After being organist of S. Trinita de’ Pellegrini, S. Maria in Trasteverre, and S. Lorenzo in Damaso, he succeeded Ugolini as Maestro at the Vatican Chapel, in 1627. He died in Sept 1629.
The extant published works of Agostini consist of two volumes of Psalms for four and eight voices (printed by Soldi, Rome, 1619); two volumes of Magnificats for one, two and three voices (ib. 1620); and five volumes of Masses for four, five, eight, and twelve voices, published (Robletti, Rome) in,1624, 1625, 1626, 1627 and 1628 respectively.
He was one of the first to employ large numbers of voices in several choirs.

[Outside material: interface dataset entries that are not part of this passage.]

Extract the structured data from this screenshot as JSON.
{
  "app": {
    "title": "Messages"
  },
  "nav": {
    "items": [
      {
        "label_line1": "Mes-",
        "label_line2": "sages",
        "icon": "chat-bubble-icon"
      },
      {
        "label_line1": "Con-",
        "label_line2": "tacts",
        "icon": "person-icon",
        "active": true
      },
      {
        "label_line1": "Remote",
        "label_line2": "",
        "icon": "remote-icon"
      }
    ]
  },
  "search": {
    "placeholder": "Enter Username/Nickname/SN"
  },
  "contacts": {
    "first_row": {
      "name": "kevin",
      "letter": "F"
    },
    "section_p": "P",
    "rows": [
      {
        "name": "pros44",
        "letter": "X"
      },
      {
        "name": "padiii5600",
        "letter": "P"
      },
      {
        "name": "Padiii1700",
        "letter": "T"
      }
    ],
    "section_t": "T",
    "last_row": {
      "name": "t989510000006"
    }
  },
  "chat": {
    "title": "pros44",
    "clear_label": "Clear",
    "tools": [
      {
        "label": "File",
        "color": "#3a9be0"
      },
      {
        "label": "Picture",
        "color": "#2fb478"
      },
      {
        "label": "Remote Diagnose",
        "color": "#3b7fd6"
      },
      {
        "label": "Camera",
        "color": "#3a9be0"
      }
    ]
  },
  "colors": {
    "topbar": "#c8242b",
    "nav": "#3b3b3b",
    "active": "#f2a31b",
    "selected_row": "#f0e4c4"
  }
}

Ingenuity and elegance are his prevailing characteristics; but that he could and did rise beyond these, is proved by an ‘Agnus Dei’ for eight voices in canon, which was published by P. Martini in his ‘Saggio di Contrappunto Fugato,’ and which is allowed to be a masterpiece.
He contributed a dialogue to G. Giamberti’s ‘Poesie diverse’ (1623). The fame, however, of Agostini rests upon his unpublished pieces, which form the great bulk of his productions. They are preserved partly in the Corsini Library, and partly in the Coolection of the Vatican. A motet by Agostini is given in Proske’s ‘Musica Divina’.